7.5 Any information which identifies the patient can only be given to an external agency with the prior permission of the patient, except in an emergency situation. Whenever possible, that permission should be in writing.
7.6 In exceptional circumstances, such as if the patient appears to be a danger to themselves and/or others or if personal health information is subpoenaed or otherwise required by law, personal health information may be disclosed without patient permission. Any such situation should be discussed in advance with the physician in charge and/or the Clinic Manager and should be documented in writing. In these situations, only the patient information that is obviously relevant to the situation at hand should be released and then only to persons who have an identified need to know and are authorized by law to do so. When information is released in this fashion, the patient should be notified as a soon as possible, preferably before release occurs (unless of course it would be inappropriate to do so). These exceptions to the general rule (that personal health information cannot be disclosed without the consent of the patient, are limited, and Staff should always consult with the Clinic Manager or his/her designate when considering disclosing personal health information.
7.7 The Clinic is not obliged to release any information which identifies patients when the information was collected for research, professional teaching, and public education, program evaluation or for similar purposes.
7.8 All patient information generated by the Clinic (and the content of any transferred files) remains the property of the Clinic. No original file material may be released from the Clinic unless by written permission of the patient. He or she must specify what information is to be released and to whom. The recipient must in turn ensure that the information provided is used solely for the purpose intended by the patient and in accordance with MG and the Clinic policies and practices. Written information generated from sources external to the Clinic remains the property of originator of this information.

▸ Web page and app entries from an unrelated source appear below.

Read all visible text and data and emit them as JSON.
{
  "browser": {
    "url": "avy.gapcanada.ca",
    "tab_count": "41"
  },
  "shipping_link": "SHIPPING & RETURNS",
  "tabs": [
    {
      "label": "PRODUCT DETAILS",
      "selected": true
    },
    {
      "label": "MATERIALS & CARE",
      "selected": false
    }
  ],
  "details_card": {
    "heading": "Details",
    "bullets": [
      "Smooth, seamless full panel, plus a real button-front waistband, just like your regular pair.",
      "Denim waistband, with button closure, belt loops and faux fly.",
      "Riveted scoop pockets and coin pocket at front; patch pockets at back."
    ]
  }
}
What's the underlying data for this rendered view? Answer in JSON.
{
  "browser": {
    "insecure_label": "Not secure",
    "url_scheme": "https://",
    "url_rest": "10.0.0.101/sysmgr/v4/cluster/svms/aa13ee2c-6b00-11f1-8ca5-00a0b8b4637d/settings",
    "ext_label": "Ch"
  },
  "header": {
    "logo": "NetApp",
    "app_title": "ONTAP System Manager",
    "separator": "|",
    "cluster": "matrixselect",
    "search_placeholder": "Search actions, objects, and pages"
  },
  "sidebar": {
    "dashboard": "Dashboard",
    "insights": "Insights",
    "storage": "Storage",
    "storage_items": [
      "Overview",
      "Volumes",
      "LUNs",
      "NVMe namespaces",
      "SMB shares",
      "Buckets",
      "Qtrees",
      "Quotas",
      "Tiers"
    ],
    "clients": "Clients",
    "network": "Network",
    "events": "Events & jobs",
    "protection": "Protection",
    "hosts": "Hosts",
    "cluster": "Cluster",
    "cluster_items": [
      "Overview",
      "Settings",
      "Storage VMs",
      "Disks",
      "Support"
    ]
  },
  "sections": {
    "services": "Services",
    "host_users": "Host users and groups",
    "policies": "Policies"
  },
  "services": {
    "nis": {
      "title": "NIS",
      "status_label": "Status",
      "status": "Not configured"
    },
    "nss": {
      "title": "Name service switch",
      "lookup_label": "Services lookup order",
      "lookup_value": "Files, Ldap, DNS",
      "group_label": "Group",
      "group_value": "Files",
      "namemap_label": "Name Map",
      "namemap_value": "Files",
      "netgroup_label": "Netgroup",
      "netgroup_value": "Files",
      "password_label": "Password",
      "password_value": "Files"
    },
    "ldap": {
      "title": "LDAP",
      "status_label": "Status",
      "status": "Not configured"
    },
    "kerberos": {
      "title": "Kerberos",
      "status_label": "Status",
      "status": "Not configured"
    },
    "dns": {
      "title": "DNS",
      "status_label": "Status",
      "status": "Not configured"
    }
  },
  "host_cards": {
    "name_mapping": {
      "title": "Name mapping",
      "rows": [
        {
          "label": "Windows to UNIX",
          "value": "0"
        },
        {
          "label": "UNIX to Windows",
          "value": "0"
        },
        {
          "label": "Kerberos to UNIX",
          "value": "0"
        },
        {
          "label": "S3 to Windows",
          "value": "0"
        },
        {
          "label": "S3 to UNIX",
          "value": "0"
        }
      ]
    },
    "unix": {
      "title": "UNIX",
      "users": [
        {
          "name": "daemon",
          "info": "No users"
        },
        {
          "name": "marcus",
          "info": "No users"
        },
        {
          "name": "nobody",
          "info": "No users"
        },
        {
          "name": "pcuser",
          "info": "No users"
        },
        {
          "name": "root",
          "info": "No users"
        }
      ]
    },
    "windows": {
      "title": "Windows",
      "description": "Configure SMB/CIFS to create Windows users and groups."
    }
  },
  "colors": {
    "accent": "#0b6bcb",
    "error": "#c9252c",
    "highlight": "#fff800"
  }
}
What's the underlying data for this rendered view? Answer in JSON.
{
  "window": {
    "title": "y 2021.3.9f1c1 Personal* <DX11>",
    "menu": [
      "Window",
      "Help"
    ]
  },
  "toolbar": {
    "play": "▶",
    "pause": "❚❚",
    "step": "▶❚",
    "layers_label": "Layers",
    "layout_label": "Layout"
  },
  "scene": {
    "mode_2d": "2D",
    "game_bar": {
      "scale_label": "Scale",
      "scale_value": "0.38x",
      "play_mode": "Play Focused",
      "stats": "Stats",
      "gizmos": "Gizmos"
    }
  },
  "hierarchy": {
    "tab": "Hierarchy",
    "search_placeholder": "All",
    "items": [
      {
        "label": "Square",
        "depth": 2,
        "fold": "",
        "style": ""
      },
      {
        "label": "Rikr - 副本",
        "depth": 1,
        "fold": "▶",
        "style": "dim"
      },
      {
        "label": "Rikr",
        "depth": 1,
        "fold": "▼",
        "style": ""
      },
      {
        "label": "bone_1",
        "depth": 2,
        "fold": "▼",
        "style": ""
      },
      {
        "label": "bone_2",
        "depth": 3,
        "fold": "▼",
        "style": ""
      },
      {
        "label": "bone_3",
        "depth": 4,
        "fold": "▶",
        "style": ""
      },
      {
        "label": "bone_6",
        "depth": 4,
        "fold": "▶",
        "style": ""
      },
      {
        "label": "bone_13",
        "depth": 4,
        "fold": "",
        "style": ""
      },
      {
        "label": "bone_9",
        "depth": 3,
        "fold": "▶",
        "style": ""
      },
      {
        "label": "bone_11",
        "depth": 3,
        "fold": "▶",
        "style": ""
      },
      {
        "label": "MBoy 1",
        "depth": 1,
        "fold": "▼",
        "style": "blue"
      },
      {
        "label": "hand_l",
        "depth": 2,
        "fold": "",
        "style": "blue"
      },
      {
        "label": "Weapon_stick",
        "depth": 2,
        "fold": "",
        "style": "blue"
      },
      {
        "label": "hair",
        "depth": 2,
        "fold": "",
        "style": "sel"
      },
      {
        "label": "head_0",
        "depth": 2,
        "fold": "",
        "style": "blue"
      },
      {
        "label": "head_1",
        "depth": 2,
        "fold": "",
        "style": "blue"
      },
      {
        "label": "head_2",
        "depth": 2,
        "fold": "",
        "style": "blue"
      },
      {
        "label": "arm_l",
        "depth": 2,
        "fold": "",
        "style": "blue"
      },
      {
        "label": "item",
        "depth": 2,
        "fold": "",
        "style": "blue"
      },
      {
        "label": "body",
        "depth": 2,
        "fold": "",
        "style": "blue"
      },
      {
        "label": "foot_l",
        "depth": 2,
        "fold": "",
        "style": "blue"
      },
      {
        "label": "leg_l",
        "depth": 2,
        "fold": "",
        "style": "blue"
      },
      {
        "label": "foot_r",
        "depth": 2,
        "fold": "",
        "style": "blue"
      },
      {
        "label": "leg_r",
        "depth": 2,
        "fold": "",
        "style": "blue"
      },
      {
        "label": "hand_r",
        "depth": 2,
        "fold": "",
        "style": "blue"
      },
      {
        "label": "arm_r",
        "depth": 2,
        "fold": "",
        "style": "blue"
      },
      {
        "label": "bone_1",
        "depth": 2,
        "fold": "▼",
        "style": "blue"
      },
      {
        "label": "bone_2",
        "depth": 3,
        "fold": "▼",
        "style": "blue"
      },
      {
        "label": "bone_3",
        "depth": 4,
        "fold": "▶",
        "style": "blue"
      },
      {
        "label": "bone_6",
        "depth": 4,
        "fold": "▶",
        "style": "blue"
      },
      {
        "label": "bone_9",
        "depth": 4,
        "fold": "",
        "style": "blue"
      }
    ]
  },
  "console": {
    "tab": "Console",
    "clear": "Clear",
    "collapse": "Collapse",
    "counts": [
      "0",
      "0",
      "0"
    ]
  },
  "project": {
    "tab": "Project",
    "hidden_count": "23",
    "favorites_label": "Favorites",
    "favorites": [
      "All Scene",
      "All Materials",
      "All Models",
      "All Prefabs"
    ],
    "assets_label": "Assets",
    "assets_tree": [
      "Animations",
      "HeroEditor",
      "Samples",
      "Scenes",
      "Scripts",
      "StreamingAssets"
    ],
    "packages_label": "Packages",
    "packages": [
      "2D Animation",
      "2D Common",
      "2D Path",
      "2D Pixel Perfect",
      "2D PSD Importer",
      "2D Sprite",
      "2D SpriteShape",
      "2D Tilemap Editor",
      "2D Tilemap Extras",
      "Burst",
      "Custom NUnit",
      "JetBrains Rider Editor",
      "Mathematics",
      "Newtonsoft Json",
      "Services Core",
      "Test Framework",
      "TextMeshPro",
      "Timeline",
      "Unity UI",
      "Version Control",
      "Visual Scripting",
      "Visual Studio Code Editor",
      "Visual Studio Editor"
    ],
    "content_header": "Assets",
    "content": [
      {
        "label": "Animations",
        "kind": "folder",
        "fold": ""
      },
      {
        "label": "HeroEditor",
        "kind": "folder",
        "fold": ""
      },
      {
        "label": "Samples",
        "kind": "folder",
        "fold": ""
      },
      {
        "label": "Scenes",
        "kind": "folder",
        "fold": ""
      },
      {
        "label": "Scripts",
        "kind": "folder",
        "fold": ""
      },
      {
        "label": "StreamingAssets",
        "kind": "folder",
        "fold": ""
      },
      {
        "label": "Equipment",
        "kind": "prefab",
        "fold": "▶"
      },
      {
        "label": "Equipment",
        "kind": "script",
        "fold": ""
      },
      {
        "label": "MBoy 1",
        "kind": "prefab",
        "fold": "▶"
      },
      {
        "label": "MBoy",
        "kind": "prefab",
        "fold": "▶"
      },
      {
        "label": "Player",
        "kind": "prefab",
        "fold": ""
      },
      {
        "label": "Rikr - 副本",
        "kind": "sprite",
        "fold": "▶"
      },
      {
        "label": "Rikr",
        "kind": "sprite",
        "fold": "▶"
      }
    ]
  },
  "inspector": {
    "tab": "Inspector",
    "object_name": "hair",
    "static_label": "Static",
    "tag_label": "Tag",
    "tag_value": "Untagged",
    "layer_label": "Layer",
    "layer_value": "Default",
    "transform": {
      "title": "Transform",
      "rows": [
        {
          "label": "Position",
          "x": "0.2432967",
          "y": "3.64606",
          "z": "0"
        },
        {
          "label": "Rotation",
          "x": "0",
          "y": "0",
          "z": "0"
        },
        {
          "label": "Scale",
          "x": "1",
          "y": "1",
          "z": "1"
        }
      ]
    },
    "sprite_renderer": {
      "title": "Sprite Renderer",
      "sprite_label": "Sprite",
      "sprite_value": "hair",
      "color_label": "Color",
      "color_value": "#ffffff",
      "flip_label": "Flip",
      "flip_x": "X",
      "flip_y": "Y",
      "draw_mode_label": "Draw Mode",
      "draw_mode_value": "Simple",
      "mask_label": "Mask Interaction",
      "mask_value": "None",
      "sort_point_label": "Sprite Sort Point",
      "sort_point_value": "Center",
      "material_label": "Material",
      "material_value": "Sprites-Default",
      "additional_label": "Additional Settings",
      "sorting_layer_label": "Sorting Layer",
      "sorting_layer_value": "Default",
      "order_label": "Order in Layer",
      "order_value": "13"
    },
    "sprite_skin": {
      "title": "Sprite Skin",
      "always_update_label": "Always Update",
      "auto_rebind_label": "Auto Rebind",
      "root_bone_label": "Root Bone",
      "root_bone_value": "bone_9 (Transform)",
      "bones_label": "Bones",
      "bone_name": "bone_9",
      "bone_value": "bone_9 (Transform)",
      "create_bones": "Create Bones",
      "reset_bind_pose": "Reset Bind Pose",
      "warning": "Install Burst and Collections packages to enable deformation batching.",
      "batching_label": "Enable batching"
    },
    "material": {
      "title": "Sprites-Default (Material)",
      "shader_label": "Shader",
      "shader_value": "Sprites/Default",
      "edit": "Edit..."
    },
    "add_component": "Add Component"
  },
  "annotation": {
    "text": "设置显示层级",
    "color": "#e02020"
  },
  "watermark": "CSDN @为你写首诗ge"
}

7.9 All file materials regarding a patient will be kept for at least seven (7) years after the patient ceases to utilize the services of the Clinic as per recommendations of the College of Physicians and Surgeons and the laws of Manitoba.
7.10 Health care professionals and other Staff are required to maintain patient confidentiality indefinitely; even after the patients or the Staff members have terminated their relationship with the Clinic.
7.11 The Clinic Manager must approve any requests for data for research or other purposes, before release is allowed.
7.12 The clinic is entitled to charge a “reasonable” fee when requested to permit examination or make a copy of personal health information. What is “reasonable” will vary from case to case, and will include consideration of how much Staff time and disruption will be involved. In any case, please speak to the Clinic Manager to determine what the appropriate fee is.
8.1 In all cases where information is collected, used, stored or exchanged, the spirit and philosophy of this policy will be adhered to.
8.2 Attached as Schedule “A” to this Policy is a short-form summary of certain of MG’s provisions which Staff may find to be a useful reference. Please note – this Policy and the attached summary are not comprehensive and are only summaries of MG’s requirements, and are not intended to substitute for a thorough review of MG. In the event of any conflict between either this Policy or the attached Summary and MG, the provisions of MG govern.